XIII] EARL Y EUROPEAN SETTLEMENTS 461
concessions in the way of widening their basis, and in i693 New
Sir Josia Child, by bribery on the most lavish scale, actually charter
succeeded in procuring from the Crown a new charter. But Company,
in this he overreached himself, and the following year the 1693.
Commons in anger passed a resolution that 'all the subjects Resoli-
of England have a right to trade to the East Indies unless tion of
prohibited by Act of Parliament.' In I695 an inquiry was I694.
held into the bribery and corruption employed in procuring
the charter; and among those who were politically ruined
by the revelations that followed were the Speaker, Sir John
Trevor, and the Duke of Leeds, the Lord President of the
Council. A still heavier blow soon fell upon the Old Com-
pany.
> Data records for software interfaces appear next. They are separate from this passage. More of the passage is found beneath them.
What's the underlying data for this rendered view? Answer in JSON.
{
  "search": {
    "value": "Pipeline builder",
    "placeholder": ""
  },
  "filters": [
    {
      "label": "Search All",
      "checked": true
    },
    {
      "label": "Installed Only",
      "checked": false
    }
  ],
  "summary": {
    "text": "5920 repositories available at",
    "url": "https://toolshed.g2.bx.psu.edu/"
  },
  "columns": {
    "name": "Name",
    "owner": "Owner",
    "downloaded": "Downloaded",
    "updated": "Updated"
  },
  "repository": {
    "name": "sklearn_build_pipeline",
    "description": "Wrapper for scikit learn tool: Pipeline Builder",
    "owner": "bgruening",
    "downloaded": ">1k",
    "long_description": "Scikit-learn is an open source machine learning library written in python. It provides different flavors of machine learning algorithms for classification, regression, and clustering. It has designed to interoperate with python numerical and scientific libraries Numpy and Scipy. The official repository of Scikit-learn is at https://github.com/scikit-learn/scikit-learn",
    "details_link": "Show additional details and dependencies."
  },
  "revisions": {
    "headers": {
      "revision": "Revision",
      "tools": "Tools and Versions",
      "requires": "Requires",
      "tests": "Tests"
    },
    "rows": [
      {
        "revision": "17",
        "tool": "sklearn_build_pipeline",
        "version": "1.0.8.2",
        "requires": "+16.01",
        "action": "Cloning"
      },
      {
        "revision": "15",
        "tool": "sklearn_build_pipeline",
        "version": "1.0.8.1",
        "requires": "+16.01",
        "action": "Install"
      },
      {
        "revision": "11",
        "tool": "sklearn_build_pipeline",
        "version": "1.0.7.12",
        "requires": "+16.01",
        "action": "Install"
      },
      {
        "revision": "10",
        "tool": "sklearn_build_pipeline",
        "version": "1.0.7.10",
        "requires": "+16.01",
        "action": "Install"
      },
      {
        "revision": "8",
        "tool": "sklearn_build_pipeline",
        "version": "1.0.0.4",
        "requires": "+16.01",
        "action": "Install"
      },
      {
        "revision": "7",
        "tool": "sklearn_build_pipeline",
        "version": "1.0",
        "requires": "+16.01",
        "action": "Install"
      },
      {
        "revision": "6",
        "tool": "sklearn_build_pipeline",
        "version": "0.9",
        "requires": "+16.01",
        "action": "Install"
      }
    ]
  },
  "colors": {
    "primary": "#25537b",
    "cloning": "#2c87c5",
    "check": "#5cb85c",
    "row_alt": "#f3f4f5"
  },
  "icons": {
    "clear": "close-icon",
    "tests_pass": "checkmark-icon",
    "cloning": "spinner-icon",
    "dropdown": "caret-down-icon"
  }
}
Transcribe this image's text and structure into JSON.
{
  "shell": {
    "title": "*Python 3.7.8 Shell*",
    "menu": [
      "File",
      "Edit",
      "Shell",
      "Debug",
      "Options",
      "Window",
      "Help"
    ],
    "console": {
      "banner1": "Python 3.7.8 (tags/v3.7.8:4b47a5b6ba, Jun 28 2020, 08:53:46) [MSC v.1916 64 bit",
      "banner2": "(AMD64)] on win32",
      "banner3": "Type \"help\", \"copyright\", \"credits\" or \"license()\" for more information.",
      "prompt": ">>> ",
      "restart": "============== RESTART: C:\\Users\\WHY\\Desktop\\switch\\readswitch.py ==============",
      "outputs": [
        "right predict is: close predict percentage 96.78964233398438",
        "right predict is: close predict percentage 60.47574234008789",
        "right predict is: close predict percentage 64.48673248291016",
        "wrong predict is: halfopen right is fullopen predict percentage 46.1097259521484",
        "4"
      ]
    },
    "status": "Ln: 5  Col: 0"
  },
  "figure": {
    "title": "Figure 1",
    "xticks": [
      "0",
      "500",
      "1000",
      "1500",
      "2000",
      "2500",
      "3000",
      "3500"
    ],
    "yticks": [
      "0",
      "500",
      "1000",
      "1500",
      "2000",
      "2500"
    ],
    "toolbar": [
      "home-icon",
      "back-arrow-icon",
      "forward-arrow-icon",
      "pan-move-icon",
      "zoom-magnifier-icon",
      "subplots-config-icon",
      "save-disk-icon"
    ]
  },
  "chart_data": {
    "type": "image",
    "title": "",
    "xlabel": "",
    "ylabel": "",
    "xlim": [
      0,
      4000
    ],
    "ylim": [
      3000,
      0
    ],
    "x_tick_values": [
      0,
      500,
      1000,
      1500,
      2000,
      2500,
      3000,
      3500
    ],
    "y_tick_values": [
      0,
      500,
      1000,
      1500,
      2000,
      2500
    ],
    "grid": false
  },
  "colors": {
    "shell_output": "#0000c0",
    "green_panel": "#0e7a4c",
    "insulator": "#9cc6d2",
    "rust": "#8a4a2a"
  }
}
In I698, on providing Charles Montagu, Chancellor The
of the Exchequer, with a loan of £2,000,000, the new associa- General
tion was constituted by Act of Parliament a General Society, 1698.
to which was granted the exclusive trade to India, saving the
rights of the Old Company until they expired in three years'
time. The great majority of the subscribers to the General
Society, which was on a 'regulated' basis, at once formed
themselves into a Joint Stock Company and were incorporated
by the Crown as the 'English Company trading to the East The New
Indies,' to distinguish it from the Old or London Company. English
The latter, to safeguard themselves, by an adroit move, sub- Company.
scribed E£3I5,ooo to the funds of the General Society in the
name of-their treasurer, John Du Bois. Thus the position
after I698 was curiously complicated. Four classes of mer-
chants had the right to trade to the Indies: (i) the New
Company; (2) the Old Company trading on their original
capital until I70I, and after that on the limited subscription
of £3I5,000; (3) those subscribers to the General Society who
had held aloof from the Joint Stock of the New Company,
their capital amounting to about £22,000; (4) a few separate
traders who, relying on the Commons' resolution of I694,
had sent out ships prior to i698 and had been permitted
to complete their voyages. The two latter are comparatively
unimportant and may be left out of account. Between the
Companies there followed a desperate struggle, waged at home
with all the rancour and bitterness of the party spirit of the
day, and in the East with a strange disregard of national
To the chief settlements in India the New Company sent Struggle
out Presidents of their own, all of whom had been formerly between
dismissed from the service of the Old Company. Lively panics.
,passages of arms ensued at Bombay between Sir John Gayer